"I'm stuck because I feel like everything in my life is out of control, so I keep trying to find a sense of ownership by controlling what I eat, and inevitably I find myself inhaling cookies alone in the kitchen at night on Day 4 of my 21 Day Sugar Detox."

or,

"I'm stuck because I drink my face off every weekend even though I eat really well during the week, and I do this because I'm afraid that no one will like me or want to hang out with me if I'm not kind of buzzed, and/or I'm afraid that since drinking is all my friends and I do to socialize, that I won't have any friends if I decide to change." 

or,

"I'm stuck because my job/family life is really busy, and I've allowed myself to become indispensable to everyone except for myself. Also I keep telling myself that I'm not a morning workout person because that feels really hard." 

or,

"I don't want to write down what I'm eating because it makes me ashamed of my bad choices." 

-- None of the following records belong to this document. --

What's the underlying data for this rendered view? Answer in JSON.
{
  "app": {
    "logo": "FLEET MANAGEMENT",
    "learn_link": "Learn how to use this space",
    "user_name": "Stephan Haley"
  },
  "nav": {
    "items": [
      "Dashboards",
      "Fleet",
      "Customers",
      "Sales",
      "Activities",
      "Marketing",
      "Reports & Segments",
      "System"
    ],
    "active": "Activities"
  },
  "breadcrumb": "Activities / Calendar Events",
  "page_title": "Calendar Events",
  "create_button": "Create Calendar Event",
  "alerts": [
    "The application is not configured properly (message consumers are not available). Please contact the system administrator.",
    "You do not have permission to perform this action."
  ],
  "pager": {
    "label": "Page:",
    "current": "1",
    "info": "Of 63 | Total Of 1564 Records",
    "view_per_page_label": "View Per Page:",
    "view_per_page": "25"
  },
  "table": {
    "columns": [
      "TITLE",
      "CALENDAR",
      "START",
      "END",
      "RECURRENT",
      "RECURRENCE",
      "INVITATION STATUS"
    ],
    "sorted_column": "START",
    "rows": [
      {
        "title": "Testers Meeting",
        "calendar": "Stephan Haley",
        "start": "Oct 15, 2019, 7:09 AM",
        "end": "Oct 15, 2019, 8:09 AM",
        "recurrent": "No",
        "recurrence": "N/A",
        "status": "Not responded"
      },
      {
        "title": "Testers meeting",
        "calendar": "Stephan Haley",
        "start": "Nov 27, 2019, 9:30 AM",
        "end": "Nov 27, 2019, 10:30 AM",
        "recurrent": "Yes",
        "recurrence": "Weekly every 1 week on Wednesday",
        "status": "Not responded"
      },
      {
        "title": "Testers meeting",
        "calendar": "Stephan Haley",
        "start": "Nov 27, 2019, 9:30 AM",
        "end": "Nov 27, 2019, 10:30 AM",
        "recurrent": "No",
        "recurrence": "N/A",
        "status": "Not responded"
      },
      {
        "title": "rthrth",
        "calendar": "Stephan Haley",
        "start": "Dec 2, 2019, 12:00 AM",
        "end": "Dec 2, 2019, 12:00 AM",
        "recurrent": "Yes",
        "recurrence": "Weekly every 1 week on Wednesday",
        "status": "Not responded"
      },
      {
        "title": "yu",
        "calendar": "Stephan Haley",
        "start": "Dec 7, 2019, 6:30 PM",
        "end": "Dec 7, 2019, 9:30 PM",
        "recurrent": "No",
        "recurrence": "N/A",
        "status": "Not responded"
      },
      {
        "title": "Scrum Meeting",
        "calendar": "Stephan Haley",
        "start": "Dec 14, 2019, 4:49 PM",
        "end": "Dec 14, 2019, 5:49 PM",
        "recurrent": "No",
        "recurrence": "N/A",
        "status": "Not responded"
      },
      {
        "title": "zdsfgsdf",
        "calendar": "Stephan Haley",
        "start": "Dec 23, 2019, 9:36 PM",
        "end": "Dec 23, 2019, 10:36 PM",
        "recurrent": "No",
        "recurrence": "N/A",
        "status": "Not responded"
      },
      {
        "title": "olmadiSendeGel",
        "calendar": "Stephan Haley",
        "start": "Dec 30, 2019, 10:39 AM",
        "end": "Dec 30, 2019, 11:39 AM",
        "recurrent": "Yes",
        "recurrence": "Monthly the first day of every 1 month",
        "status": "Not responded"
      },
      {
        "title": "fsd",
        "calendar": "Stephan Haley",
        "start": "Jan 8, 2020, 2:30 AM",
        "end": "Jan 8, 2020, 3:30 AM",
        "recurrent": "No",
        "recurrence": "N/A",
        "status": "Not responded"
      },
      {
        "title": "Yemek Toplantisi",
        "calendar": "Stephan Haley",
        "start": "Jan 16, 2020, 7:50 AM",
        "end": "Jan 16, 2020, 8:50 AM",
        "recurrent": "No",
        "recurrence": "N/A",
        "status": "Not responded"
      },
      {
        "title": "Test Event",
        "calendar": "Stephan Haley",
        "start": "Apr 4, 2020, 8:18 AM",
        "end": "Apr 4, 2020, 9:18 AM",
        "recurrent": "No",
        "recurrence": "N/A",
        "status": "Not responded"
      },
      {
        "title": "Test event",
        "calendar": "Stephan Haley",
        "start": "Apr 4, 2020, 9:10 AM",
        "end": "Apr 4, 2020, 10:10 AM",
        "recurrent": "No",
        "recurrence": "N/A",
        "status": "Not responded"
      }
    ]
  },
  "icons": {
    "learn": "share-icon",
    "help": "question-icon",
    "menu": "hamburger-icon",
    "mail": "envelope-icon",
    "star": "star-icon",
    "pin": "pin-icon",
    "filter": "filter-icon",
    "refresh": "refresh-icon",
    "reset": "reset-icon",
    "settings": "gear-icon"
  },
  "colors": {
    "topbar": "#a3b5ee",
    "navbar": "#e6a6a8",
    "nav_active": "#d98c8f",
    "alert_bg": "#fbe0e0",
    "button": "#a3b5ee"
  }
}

Being able to speak something is the first step to removing its power over you (it's a well known kid tenet that scary monsters can't survive in the light) and allows you to begin to do the kind-of-messy-but-always-worth-it work on your mindset. 

Between the stimulus and the response is your greatest power—you have the freedom to choose your response. One of the most important things you choose is what you say. Your language is a good indicator of how you see yourself. A proactive person uses proactive language—I can, I will, I prefer, etc. A reactive person uses reactive language—I can’t, I have to, if only. Reactive people believe they are not responsible for what they say and do—they have no choice.
— Stephen Covey, The 7 Habits of Highly Effective People

What are some self-limiting beliefs that you have? What are areas in your life over which you have control? What are areas that you CANNOT control but you allow to affect your decisions and your mindset?